(Recorded data)

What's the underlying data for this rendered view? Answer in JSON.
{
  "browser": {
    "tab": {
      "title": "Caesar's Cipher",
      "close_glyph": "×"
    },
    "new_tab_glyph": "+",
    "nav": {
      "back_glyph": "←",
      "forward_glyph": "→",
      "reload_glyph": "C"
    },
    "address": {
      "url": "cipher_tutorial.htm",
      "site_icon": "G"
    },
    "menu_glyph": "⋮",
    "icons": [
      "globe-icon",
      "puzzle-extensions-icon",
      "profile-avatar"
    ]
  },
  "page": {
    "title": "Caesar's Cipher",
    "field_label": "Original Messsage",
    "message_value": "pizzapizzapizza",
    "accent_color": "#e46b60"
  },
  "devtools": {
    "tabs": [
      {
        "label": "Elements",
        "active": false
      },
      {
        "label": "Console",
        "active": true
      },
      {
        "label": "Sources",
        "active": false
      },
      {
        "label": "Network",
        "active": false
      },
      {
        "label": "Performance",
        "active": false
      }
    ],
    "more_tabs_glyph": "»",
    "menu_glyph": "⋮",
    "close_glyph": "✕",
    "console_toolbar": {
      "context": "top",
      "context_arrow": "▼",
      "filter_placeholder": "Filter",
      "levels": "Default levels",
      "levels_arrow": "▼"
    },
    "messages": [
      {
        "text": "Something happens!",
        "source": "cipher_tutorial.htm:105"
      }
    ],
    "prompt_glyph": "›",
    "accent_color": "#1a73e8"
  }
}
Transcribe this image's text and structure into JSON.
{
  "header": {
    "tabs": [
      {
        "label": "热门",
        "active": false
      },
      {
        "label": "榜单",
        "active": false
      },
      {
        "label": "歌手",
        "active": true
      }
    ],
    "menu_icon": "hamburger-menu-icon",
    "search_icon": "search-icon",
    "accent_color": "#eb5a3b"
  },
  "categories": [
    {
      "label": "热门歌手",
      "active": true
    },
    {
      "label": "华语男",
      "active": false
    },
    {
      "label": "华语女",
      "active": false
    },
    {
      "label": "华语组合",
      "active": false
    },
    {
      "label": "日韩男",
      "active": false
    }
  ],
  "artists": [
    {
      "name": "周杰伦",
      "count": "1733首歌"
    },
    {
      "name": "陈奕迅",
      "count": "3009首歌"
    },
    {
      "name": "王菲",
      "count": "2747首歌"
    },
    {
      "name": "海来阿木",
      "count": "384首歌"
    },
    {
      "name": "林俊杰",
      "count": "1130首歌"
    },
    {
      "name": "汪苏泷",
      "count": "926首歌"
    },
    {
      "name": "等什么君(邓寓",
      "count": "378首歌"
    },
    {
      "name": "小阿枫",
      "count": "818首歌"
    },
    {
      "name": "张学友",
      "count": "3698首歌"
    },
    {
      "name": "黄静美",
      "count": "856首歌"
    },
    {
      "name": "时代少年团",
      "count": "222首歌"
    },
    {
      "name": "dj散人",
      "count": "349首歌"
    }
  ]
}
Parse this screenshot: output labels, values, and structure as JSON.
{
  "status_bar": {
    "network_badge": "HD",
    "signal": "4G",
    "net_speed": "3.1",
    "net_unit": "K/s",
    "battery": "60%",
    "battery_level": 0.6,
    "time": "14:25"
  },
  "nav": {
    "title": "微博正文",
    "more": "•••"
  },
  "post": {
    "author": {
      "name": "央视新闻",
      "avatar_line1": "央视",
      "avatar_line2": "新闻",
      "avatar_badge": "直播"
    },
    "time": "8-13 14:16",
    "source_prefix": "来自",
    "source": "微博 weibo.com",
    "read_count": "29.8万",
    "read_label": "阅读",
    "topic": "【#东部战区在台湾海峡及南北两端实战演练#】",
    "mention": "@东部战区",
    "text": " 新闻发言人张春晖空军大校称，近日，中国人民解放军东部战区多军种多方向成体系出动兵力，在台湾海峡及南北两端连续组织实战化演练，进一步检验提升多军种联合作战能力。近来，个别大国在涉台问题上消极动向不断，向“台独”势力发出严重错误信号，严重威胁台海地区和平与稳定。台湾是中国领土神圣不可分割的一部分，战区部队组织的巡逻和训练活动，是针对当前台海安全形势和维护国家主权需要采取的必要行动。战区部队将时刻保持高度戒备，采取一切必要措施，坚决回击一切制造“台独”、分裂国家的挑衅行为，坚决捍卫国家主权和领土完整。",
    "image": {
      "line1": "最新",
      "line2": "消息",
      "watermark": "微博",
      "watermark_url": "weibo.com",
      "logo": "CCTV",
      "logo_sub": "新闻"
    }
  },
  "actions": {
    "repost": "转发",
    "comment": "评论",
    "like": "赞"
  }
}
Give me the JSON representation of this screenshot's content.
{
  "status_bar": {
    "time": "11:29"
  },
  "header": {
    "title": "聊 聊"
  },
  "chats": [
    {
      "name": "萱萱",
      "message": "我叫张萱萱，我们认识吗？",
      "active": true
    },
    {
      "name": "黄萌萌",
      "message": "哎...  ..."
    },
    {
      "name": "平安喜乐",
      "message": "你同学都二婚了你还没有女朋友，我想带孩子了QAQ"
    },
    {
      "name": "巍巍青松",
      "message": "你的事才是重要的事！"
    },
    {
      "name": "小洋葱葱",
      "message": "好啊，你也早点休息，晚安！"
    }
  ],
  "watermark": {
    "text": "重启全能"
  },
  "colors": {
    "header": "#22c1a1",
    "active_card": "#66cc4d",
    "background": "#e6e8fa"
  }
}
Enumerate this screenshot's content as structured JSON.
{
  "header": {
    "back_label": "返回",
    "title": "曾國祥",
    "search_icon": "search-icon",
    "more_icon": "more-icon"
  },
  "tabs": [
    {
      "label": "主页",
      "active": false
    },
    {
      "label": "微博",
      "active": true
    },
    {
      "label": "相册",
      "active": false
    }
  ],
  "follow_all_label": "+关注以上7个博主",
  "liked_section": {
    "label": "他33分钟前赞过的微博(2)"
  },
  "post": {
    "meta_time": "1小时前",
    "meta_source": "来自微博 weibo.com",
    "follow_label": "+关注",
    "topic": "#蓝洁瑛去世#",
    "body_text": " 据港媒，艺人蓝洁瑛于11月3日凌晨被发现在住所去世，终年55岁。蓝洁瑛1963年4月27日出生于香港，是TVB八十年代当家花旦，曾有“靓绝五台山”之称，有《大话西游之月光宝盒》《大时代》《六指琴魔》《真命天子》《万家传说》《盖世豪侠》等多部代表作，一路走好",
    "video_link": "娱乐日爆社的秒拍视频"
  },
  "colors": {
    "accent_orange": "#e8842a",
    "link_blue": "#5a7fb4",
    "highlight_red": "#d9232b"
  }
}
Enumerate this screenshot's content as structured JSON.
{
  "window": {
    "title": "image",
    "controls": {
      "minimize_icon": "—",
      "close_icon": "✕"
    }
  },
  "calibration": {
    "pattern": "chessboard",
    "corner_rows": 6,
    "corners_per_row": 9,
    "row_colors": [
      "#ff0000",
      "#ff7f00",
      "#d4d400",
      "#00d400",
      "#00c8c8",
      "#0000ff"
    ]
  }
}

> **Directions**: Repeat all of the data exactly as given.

> **Response to the task**:
What's the underlying data for this rendered view? Answer in JSON.
{
  "browser": {
    "tab": {
      "title": "Caesar's Cipher",
      "close_glyph": "×"
    },
    "new_tab_glyph": "+",
    "nav": {
      "back_glyph": "←",
      "forward_glyph": "→",
      "reload_glyph": "C"
    },
    "address": {
      "url": "cipher_tutorial.htm",
      "site_icon": "G"
    },
    "menu_glyph": "⋮",
    "icons": [
      "globe-icon",
      "puzzle-extensions-icon",
      "profile-avatar"
    ]
  },
  "page": {
    "title": "Caesar's Cipher",
    "field_label": "Original Messsage",
    "message_value": "pizzapizzapizza",
    "accent_color": "#e46b60"
  },
  "devtools": {
    "tabs": [
      {
        "label": "Elements",
        "active": false
      },
      {
        "label": "Console",
        "active": true
      },
      {
        "label": "Sources",
        "active": false
      },
      {
        "label": "Network",
        "active": false
      },
      {
        "label": "Performance",
        "active": false
      }
    ],
    "more_tabs_glyph": "»",
    "menu_glyph": "⋮",
    "close_glyph": "✕",
    "console_toolbar": {
      "context": "top",
      "context_arrow": "▼",
      "filter_placeholder": "Filter",
      "levels": "Default levels",
      "levels_arrow": "▼"
    },
    "messages": [
      {
        "text": "Something happens!",
        "source": "cipher_tutorial.htm:105"
      }
    ],
    "prompt_glyph": "›",
    "accent_color": "#1a73e8"
  }
}
Transcribe this image's text and structure into JSON.
{
  "header": {
    "tabs": [
      {
        "label": "热门",
        "active": false
      },
      {
        "label": "榜单",
        "active": false
      },
      {
        "label": "歌手",
        "active": true
      }
    ],
    "menu_icon": "hamburger-menu-icon",
    "search_icon": "search-icon",
    "accent_color": "#eb5a3b"
  },
  "categories": [
    {
      "label": "热门歌手",
      "active": true
    },
    {
      "label": "华语男",
      "active": false
    },
    {
      "label": "华语女",
      "active": false
    },
    {
      "label": "华语组合",
      "active": false
    },
    {
      "label": "日韩男",
      "active": false
    }
  ],
  "artists": [
    {
      "name": "周杰伦",
      "count": "1733首歌"
    },
    {
      "name": "陈奕迅",
      "count": "3009首歌"
    },
    {
      "name": "王菲",
      "count": "2747首歌"
    },
    {
      "name": "海来阿木",
      "count": "384首歌"
    },
    {
      "name": "林俊杰",
      "count": "1130首歌"
    },
    {
      "name": "汪苏泷",
      "count": "926首歌"
    },
    {
      "name": "等什么君(邓寓",
      "count": "378首歌"
    },
    {
      "name": "小阿枫",
      "count": "818首歌"
    },
    {
      "name": "张学友",
      "count": "3698首歌"
    },
    {
      "name": "黄静美",
      "count": "856首歌"
    },
    {
      "name": "时代少年团",
      "count": "222首歌"
    },
    {
      "name": "dj散人",
      "count": "349首歌"
    }
  ]
}
Parse this screenshot: output labels, values, and structure as JSON.
{
  "status_bar": {
    "network_badge": "HD",
    "signal": "4G",
    "net_speed": "3.1",
    "net_unit": "K/s",
    "battery": "60%",
    "battery_level": 0.6,
    "time": "14:25"
  },
  "nav": {
    "title": "微博正文",
    "more": "•••"
  },
  "post": {
    "author": {
      "name": "央视新闻",
      "avatar_line1": "央视",
      "avatar_line2": "新闻",
      "avatar_badge": "直播"
    },
    "time": "8-13 14:16",
    "source_prefix": "来自",
    "source": "微博 weibo.com",
    "read_count": "29.8万",
    "read_label": "阅读",
    "topic": "【#东部战区在台湾海峡及南北两端实战演练#】",
    "mention": "@东部战区",
    "text": " 新闻发言人张春晖空军大校称，近日，中国人民解放军东部战区多军种多方向成体系出动兵力，在台湾海峡及南北两端连续组织实战化演练，进一步检验提升多军种联合作战能力。近来，个别大国在涉台问题上消极动向不断，向“台独”势力发出严重错误信号，严重威胁台海地区和平与稳定。台湾是中国领土神圣不可分割的一部分，战区部队组织的巡逻和训练活动，是针对当前台海安全形势和维护国家主权需要采取的必要行动。战区部队将时刻保持高度戒备，采取一切必要措施，坚决回击一切制造“台独”、分裂国家的挑衅行为，坚决捍卫国家主权和领土完整。",
    "image": {
      "line1": "最新",
      "line2": "消息",
      "watermark": "微博",
      "watermark_url": "weibo.com",
      "logo": "CCTV",
      "logo_sub": "新闻"
    }
  },
  "actions": {
    "repost": "转发",
    "comment": "评论",
    "like": "赞"
  }
}
Give me the JSON representation of this screenshot's content.
{
  "status_bar": {
    "time": "11:29"
  },
  "header": {
    "title": "聊 聊"
  },
  "chats": [
    {
      "name": "萱萱",
      "message": "我叫张萱萱，我们认识吗？",
      "active": true
    },
    {
      "name": "黄萌萌",
      "message": "哎...  ..."
    },
    {
      "name": "平安喜乐",
      "message": "你同学都二婚了你还没有女朋友，我想带孩子了QAQ"
    },
    {
      "name": "巍巍青松",
      "message": "你的事才是重要的事！"
    },
    {
      "name": "小洋葱葱",
      "message": "好啊，你也早点休息，晚安！"
    }
  ],
  "watermark": {
    "text": "重启全能"
  },
  "colors": {
    "header": "#22c1a1",
    "active_card": "#66cc4d",
    "background": "#e6e8fa"
  }
}
Enumerate this screenshot's content as structured JSON.
{
  "header": {
    "back_label": "返回",
    "title": "曾國祥",
    "search_icon": "search-icon",
    "more_icon": "more-icon"
  },
  "tabs": [
    {
      "label": "主页",
      "active": false
    },
    {
      "label": "微博",
      "active": true
    },
    {
      "label": "相册",
      "active": false
    }
  ],
  "follow_all_label": "+关注以上7个博主",
  "liked_section": {
    "label": "他33分钟前赞过的微博(2)"
  },
  "post": {
    "meta_time": "1小时前",
    "meta_source": "来自微博 weibo.com",
    "follow_label": "+关注",
    "topic": "#蓝洁瑛去世#",
    "body_text": " 据港媒，艺人蓝洁瑛于11月3日凌晨被发现在住所去世，终年55岁。蓝洁瑛1963年4月27日出生于香港，是TVB八十年代当家花旦，曾有“靓绝五台山”之称，有《大话西游之月光宝盒》《大时代》《六指琴魔》《真命天子》《万家传说》《盖世豪侠》等多部代表作，一路走好",
    "video_link": "娱乐日爆社的秒拍视频"
  },
  "colors": {
    "accent_orange": "#e8842a",
    "link_blue": "#5a7fb4",
    "highlight_red": "#d9232b"
  }
}
Enumerate this screenshot's content as structured JSON.
{
  "window": {
    "title": "image",
    "controls": {
      "minimize_icon": "—",
      "close_icon": "✕"
    }
  },
  "calibration": {
    "pattern": "chessboard",
    "corner_rows": 6,
    "corners_per_row": 9,
    "row_colors": [
      "#ff0000",
      "#ff7f00",
      "#d4d400",
      "#00d400",
      "#00c8c8",
      "#0000ff"
    ]
  }
}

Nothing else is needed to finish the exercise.